By |April 1st, 2020|Blog|0 Comments

Identifying and Implementing Appropriate Security Controls in Your Telehealth Architecture

Identifying and Implementing Appropriate Security Controls in Your Telehealth Architecture

The recently passed Coronavirus Aid, Relief and Economic Security (CARES) Act provides a $300 million boost in funding for Federal Communications Commission (FCC) led Telehealth and Telemedicine Services programs. FCC Chairman Ajit Pai announced on March 30 that he is proposing $200 million of CARES Act funding go to a new COVID-19 Telehealth Program. This new program will offer selected healthcare providers full funding to purchase “telecommunications services, information services and devices to support telehealth services.” Chairman Pai also announced that an additional $100 million will be allocated to the previously proposed Connected Care Pilot Program. This program will cover 85% of eligible providers qualifying costs for the purchase of the broadband services, network equipment, and information services necessary to provide connected care services primarily to low-income Americans and veterans.

Organizations receiving funding from either of these programs and rolling out telehealth services need to be careful to consider appropriate security controls in their planning.

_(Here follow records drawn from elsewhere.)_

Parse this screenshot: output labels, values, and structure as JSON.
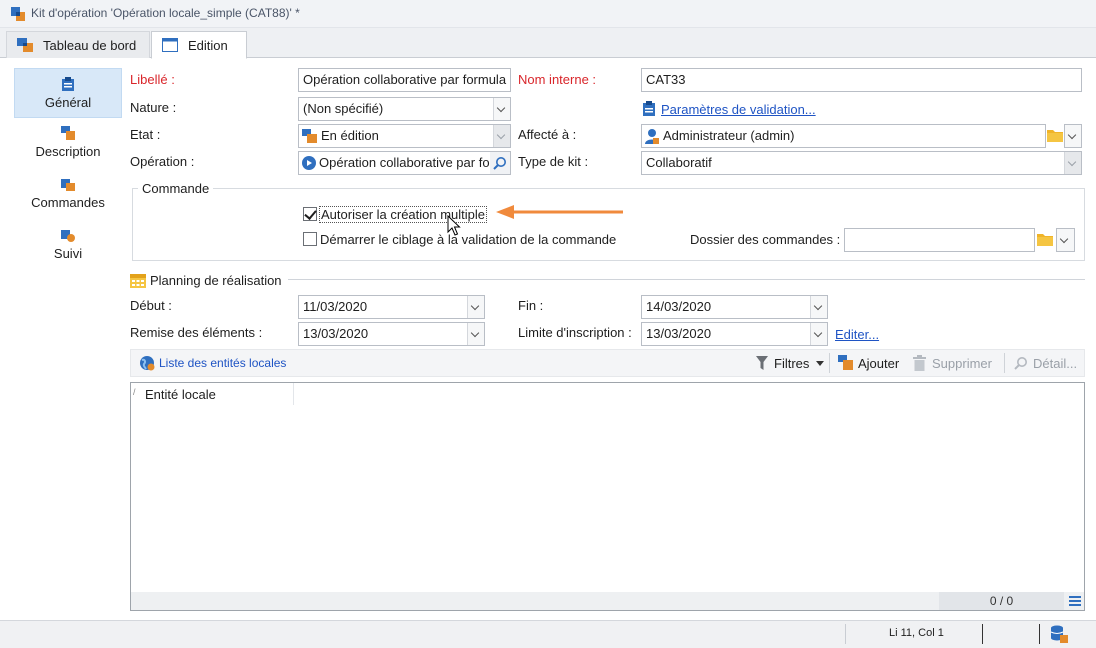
{
  "window": {
    "title": "Kit d'opération 'Opération locale_simple (CAT88)' *"
  },
  "tabs": [
    {
      "label": "Tableau de bord"
    },
    {
      "label": "Edition"
    }
  ],
  "sidebar": {
    "items": [
      {
        "label": "Général"
      },
      {
        "label": "Description"
      },
      {
        "label": "Commandes"
      },
      {
        "label": "Suivi"
      }
    ]
  },
  "form": {
    "libelle": {
      "label": "Libellé :",
      "value": "Opération collaborative par formula"
    },
    "nom_interne": {
      "label": "Nom interne :",
      "value": "CAT33"
    },
    "nature": {
      "label": "Nature :",
      "value": "(Non spécifié)"
    },
    "parametres_link": "Paramètres de validation...",
    "etat": {
      "label": "Etat :",
      "value": "En édition"
    },
    "affecte": {
      "label": "Affecté à :",
      "value": "Administrateur (admin)"
    },
    "operation": {
      "label": "Opération :",
      "value": "Opération collaborative par fo"
    },
    "type_kit": {
      "label": "Type de kit :",
      "value": "Collaboratif"
    }
  },
  "commande": {
    "title": "Commande",
    "checkbox_multiple": {
      "label": "Autoriser la création multiple",
      "checked": true
    },
    "checkbox_ciblage": {
      "label": "Démarrer le ciblage à la validation de la commande",
      "checked": false
    },
    "dossier_label": "Dossier des commandes :",
    "dossier_value": ""
  },
  "planning": {
    "title": "Planning de réalisation",
    "debut": {
      "label": "Début :",
      "value": "11/03/2020"
    },
    "fin": {
      "label": "Fin :",
      "value": "14/03/2020"
    },
    "remise": {
      "label": "Remise des éléments :",
      "value": "13/03/2020"
    },
    "limite": {
      "label": "Limite d'inscription :",
      "value": "13/03/2020"
    },
    "editer_link": "Editer..."
  },
  "list": {
    "title": "Liste des entités locales",
    "filters": "Filtres",
    "add": "Ajouter",
    "delete": "Supprimer",
    "detail": "Détail...",
    "column": "Entité locale",
    "counter": "0 / 0"
  },
  "status": {
    "position": "Li 11, Col 1"
  },
  "colors": {
    "accent_arrow": "#f08a3c",
    "required_label": "#d9262b",
    "link": "#1f54c4",
    "selection": "#d8e8f8"
  },
  "icons": [
    "kit-icon",
    "dashboard-icon",
    "edition-icon",
    "clipboard-icon",
    "user-icon",
    "play-icon",
    "search-icon",
    "folder-icon",
    "calendar-icon",
    "globe-icon",
    "filter-icon",
    "delete-icon",
    "database-icon"
  ]
}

Failure to do so, will place these investments, their patients and their organizations at unnecessary risk.

This latest investment further funds the many efforts that the FCC has underway in support of telehealth. These efforts include the Rural Health Care Program, the aforementioned Connected Care Pilot Program, and the Connect2Health Task Force. Each of these programs individually and the programs as a whole are intended to provide and facilitate access to medical services for all Americans and particularly those in underserved rural areas. To that end, Chairman Pai had earlier in March announced the immediate allocation of $42 million in unused funds to support telehealth for patients of rural hospitals and clinics through the Rural Health Care Program.

Telehealth and telemedicine solutions can vary quite a bit from one organization to another in their capabilities and architectures. While reputable telehealth vendors have included appropriate security controls within their products out of the box, these controls typically must be configured and implemented appropriately in order to be effective. Interfaces with existing systems and infrastructure must be understood so as not to introduce new vulnerabilities into an organization’s environment.

In addition, unlike a traditional setting, the telehealth architecture may include remote patient monitoring systems (RPMS) deployed in a patient’s home. RPMS devices typically reside on the patient’s private home network along with many other non-healthcare devices including the typical computing devices like desktops, laptops, phones and tablets as well as many new Internet of Things (IOT) devices like refrigerators, personal digital assistants, baby monitors and home security systems. Often these home networks and devices are not well defended, potentially providing an easy entry point for nefarious actors not just to the home network itself but now to the healthcare provider’s network as well.

Healthcare organizations making investments in telehealth should be systematic and diligent in identifying, implementing and testing security controls appropriate to their telehealth environment. This work is not just best practice in information security but also often required by the Health Insurance Portability and Accountability Act (HIPAA). Following are six actions that organizations should take now to protect their telehealth investments:

  • First, understand the components that will make up your telehealth architecture/ecosystem. For a good overview of the components that may come into play, reference the recent Clearwater blog authored by my colleague George Jackson Security Considerations for Deploying Telehealth and Remote Patient Monitoring Systems
  • Once these components are identified, baseline security controls should be identified and implemented.
  • Risk analysis of the solution is then performed to assure that the controls are sufficient to reduce the risk to patients and provider to an acceptable level.
  • Based on the results of the risk analysis, additional controls should be identified and implemented, as necessary.
  • Once implemented, it is time to test the controls to make sure that they are implemented correctly and operating as expected. Ideally, this occurs before the solution is authorized to operate.
  • Once in operation, the system should be monitored to make sure that the controls continue to be sufficient and functional.

There is a cost associated with security. Unfortunately, it is not uncommon for organizations to either completely overlook security costs during planning or, when considered, squeeze the security budget in an effort to reduce overall project costs. It is also not uncommon to see project teams avoid engaging with the security team at all in an effort to speed up deployment. None of these scenarios is advisable. Implementing security after the fact is inevitably more expensive and the cost of an otherwise avoidable breach can be devastating.

Organizations looking for assistance in understanding how to incorporate appropriate information security into their telehealth and telemedicine investments can speak to a Clearwater expert today by contacting us at info@clearwatercompliance.com.

For more information on the FCC’s Keep Americans
Connected Pledge, visit: https://www.fcc.gov/keep-americans-connected.

For updates on the FCC’s wide range of actions during the Coronavirus pandemic, visit:
https://www.fcc.gov/coronavirus.

Jon Moore